— Directions for this task —
The answer must be the data, repeated exactly.

=== Dataset ===

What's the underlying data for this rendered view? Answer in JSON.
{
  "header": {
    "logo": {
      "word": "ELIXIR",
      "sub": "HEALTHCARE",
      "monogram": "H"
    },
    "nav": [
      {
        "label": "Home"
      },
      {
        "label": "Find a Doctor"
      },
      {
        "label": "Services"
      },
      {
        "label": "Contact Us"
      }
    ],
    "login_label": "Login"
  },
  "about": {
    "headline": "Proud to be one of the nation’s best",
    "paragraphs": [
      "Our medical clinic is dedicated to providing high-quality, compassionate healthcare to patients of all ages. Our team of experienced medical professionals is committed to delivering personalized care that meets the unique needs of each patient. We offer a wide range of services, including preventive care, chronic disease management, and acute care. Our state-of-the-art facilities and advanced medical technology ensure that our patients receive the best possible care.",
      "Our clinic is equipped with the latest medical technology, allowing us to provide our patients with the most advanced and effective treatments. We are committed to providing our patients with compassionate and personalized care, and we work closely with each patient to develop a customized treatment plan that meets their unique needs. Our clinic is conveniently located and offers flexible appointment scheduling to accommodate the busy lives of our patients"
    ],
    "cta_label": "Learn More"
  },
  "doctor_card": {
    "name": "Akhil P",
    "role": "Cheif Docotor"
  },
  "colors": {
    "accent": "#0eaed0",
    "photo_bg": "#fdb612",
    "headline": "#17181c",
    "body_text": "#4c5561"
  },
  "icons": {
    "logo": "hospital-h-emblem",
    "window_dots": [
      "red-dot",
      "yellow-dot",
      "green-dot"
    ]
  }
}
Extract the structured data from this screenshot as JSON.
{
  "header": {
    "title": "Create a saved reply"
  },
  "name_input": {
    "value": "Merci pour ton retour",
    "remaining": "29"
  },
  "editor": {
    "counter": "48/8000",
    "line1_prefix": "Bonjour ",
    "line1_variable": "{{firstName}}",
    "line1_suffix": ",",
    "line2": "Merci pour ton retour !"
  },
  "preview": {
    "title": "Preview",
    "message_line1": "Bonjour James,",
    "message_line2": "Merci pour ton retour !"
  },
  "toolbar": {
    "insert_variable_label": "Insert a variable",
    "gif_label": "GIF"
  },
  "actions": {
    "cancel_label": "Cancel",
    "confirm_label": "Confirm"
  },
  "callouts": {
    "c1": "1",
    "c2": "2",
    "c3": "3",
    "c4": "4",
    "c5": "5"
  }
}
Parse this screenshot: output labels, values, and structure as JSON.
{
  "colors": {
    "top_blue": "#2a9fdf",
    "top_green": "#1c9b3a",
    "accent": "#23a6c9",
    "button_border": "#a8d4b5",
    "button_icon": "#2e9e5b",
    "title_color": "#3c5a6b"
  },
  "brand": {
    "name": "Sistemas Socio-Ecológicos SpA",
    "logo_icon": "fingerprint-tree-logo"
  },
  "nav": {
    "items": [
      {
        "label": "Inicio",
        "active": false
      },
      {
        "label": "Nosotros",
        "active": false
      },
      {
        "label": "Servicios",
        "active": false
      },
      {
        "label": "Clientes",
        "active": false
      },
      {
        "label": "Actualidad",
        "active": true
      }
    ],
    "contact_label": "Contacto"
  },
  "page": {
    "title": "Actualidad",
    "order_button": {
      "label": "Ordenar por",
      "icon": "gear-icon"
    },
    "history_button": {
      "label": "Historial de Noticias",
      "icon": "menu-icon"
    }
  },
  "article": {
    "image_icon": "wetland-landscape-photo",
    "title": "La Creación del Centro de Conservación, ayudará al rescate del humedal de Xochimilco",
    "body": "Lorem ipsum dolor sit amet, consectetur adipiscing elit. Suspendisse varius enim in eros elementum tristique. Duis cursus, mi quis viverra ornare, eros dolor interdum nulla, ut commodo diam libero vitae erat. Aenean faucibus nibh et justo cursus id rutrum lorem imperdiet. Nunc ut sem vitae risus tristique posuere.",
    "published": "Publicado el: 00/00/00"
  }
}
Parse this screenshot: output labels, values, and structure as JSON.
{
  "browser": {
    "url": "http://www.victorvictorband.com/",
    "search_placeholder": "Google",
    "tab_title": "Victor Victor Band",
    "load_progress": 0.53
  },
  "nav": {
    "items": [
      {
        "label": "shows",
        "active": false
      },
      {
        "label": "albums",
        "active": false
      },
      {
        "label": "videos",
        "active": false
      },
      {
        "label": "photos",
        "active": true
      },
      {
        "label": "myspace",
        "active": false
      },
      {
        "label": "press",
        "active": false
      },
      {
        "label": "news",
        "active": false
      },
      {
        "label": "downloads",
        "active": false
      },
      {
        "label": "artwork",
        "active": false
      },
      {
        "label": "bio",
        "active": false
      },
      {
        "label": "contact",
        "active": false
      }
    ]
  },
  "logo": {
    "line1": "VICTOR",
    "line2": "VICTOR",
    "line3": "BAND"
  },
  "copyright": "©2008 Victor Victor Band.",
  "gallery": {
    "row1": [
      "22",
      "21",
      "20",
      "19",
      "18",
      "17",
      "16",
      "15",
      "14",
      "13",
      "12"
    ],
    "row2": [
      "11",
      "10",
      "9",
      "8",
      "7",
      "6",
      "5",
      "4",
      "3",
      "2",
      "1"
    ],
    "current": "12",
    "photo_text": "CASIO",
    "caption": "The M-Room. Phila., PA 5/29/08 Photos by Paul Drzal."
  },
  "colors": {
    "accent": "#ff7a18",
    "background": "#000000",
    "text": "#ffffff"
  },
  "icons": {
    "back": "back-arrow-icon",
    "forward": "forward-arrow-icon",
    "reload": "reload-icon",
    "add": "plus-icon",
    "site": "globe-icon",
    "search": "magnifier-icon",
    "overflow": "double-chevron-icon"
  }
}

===

— Problem solution —
What's the underlying data for this rendered view? Answer in JSON.
{
  "header": {
    "logo": {
      "word": "ELIXIR",
      "sub": "HEALTHCARE",
      "monogram": "H"
    },
    "nav": [
      {
        "label": "Home"
      },
      {
        "label": "Find a Doctor"
      },
      {
        "label": "Services"
      },
      {
        "label": "Contact Us"
      }
    ],
    "login_label": "Login"
  },
  "about": {
    "headline": "Proud to be one of the nation’s best",
    "paragraphs": [
      "Our medical clinic is dedicated to providing high-quality, compassionate healthcare to patients of all ages. Our team of experienced medical professionals is committed to delivering personalized care that meets the unique needs of each patient. We offer a wide range of services, including preventive care, chronic disease management, and acute care. Our state-of-the-art facilities and advanced medical technology ensure that our patients receive the best possible care.",
      "Our clinic is equipped with the latest medical technology, allowing us to provide our patients with the most advanced and effective treatments. We are committed to providing our patients with compassionate and personalized care, and we work closely with each patient to develop a customized treatment plan that meets their unique needs. Our clinic is conveniently located and offers flexible appointment scheduling to accommodate the busy lives of our patients"
    ],
    "cta_label": "Learn More"
  },
  "doctor_card": {
    "name": "Akhil P",
    "role": "Cheif Docotor"
  },
  "colors": {
    "accent": "#0eaed0",
    "photo_bg": "#fdb612",
    "headline": "#17181c",
    "body_text": "#4c5561"
  },
  "icons": {
    "logo": "hospital-h-emblem",
    "window_dots": [
      "red-dot",
      "yellow-dot",
      "green-dot"
    ]
  }
}
Extract the structured data from this screenshot as JSON.
{
  "header": {
    "title": "Create a saved reply"
  },
  "name_input": {
    "value": "Merci pour ton retour",
    "remaining": "29"
  },
  "editor": {
    "counter": "48/8000",
    "line1_prefix": "Bonjour ",
    "line1_variable": "{{firstName}}",
    "line1_suffix": ",",
    "line2": "Merci pour ton retour !"
  },
  "preview": {
    "title": "Preview",
    "message_line1": "Bonjour James,",
    "message_line2": "Merci pour ton retour !"
  },
  "toolbar": {
    "insert_variable_label": "Insert a variable",
    "gif_label": "GIF"
  },
  "actions": {
    "cancel_label": "Cancel",
    "confirm_label": "Confirm"
  },
  "callouts": {
    "c1": "1",
    "c2": "2",
    "c3": "3",
    "c4": "4",
    "c5": "5"
  }
}
Parse this screenshot: output labels, values, and structure as JSON.
{
  "colors": {
    "top_blue": "#2a9fdf",
    "top_green": "#1c9b3a",
    "accent": "#23a6c9",
    "button_border": "#a8d4b5",
    "button_icon": "#2e9e5b",
    "title_color": "#3c5a6b"
  },
  "brand": {
    "name": "Sistemas Socio-Ecológicos SpA",
    "logo_icon": "fingerprint-tree-logo"
  },
  "nav": {
    "items": [
      {
        "label": "Inicio",
        "active": false
      },
      {
        "label": "Nosotros",
        "active": false
      },
      {
        "label": "Servicios",
        "active": false
      },
      {
        "label": "Clientes",
        "active": false
      },
      {
        "label": "Actualidad",
        "active": true
      }
    ],
    "contact_label": "Contacto"
  },
  "page": {
    "title": "Actualidad",
    "order_button": {
      "label": "Ordenar por",
      "icon": "gear-icon"
    },
    "history_button": {
      "label": "Historial de Noticias",
      "icon": "menu-icon"
    }
  },
  "article": {
    "image_icon": "wetland-landscape-photo",
    "title": "La Creación del Centro de Conservación, ayudará al rescate del humedal de Xochimilco",
    "body": "Lorem ipsum dolor sit amet, consectetur adipiscing elit. Suspendisse varius enim in eros elementum tristique. Duis cursus, mi quis viverra ornare, eros dolor interdum nulla, ut commodo diam libero vitae erat. Aenean faucibus nibh et justo cursus id rutrum lorem imperdiet. Nunc ut sem vitae risus tristique posuere.",
    "published": "Publicado el: 00/00/00"
  }
}
Parse this screenshot: output labels, values, and structure as JSON.
{
  "browser": {
    "url": "http://www.victorvictorband.com/",
    "search_placeholder": "Google",
    "tab_title": "Victor Victor Band",
    "load_progress": 0.53
  },
  "nav": {
    "items": [
      {
        "label": "shows",
        "active": false
      },
      {
        "label": "albums",
        "active": false
      },
      {
        "label": "videos",
        "active": false
      },
      {
        "label": "photos",
        "active": true
      },
      {
        "label": "myspace",
        "active": false
      },
      {
        "label": "press",
        "active": false
      },
      {
        "label": "news",
        "active": false
      },
      {
        "label": "downloads",
        "active": false
      },
      {
        "label": "artwork",
        "active": false
      },
      {
        "label": "bio",
        "active": false
      },
      {
        "label": "contact",
        "active": false
      }
    ]
  },
  "logo": {
    "line1": "VICTOR",
    "line2": "VICTOR",
    "line3": "BAND"
  },
  "copyright": "©2008 Victor Victor Band.",
  "gallery": {
    "row1": [
      "22",
      "21",
      "20",
      "19",
      "18",
      "17",
      "16",
      "15",
      "14",
      "13",
      "12"
    ],
    "row2": [
      "11",
      "10",
      "9",
      "8",
      "7",
      "6",
      "5",
      "4",
      "3",
      "2",
      "1"
    ],
    "current": "12",
    "photo_text": "CASIO",
    "caption": "The M-Room. Phila., PA 5/29/08 Photos by Paul Drzal."
  },
  "colors": {
    "accent": "#ff7a18",
    "background": "#000000",
    "text": "#ffffff"
  },
  "icons": {
    "back": "back-arrow-icon",
    "forward": "forward-arrow-icon",
    "reload": "reload-icon",
    "add": "plus-icon",
    "site": "globe-icon",
    "search": "magnifier-icon",
    "overflow": "double-chevron-icon"
  }
}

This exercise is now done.